▶ **Problem requirements**:
In the entries below, count every line containing "title". Return the number and nothing else.
┌─ Data section
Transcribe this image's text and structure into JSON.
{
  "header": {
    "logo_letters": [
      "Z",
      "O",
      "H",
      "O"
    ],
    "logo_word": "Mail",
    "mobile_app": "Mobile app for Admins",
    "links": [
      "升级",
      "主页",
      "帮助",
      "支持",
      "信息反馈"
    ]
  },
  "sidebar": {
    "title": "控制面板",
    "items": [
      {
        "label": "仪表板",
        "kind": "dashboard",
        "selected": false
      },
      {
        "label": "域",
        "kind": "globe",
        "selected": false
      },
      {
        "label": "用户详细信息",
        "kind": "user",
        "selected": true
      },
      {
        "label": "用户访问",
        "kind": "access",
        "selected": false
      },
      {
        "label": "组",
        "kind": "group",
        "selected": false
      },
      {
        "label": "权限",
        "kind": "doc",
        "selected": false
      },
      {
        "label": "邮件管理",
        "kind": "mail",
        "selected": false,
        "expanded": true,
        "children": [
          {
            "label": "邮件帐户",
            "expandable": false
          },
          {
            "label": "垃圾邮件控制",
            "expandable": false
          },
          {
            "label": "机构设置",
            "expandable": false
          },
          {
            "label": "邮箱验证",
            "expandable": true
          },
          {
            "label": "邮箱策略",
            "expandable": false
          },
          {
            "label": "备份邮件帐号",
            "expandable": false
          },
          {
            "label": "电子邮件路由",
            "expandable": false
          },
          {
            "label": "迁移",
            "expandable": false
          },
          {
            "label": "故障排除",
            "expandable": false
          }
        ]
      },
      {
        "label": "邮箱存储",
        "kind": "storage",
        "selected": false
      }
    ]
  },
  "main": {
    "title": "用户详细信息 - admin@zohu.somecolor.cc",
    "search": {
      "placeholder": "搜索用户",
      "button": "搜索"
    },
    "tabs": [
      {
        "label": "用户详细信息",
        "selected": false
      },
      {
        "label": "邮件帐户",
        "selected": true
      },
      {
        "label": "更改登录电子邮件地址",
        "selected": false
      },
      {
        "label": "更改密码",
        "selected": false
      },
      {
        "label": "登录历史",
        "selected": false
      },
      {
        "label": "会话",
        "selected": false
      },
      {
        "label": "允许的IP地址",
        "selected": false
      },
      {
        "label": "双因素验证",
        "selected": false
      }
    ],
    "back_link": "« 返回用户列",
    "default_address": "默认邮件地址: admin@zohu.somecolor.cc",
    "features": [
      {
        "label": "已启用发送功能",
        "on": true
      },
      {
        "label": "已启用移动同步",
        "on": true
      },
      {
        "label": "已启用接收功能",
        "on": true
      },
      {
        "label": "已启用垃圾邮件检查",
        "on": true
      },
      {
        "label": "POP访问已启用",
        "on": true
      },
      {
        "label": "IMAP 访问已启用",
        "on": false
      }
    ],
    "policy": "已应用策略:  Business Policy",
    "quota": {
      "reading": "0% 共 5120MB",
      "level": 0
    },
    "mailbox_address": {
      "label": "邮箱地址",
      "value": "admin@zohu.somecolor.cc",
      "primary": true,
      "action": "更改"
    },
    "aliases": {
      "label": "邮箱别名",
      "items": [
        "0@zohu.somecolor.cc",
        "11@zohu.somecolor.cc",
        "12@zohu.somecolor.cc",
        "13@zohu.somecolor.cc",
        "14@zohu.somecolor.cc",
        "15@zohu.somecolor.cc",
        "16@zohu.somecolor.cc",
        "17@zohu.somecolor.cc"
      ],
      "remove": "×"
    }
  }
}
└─
▶ **Answer to this problem**:
2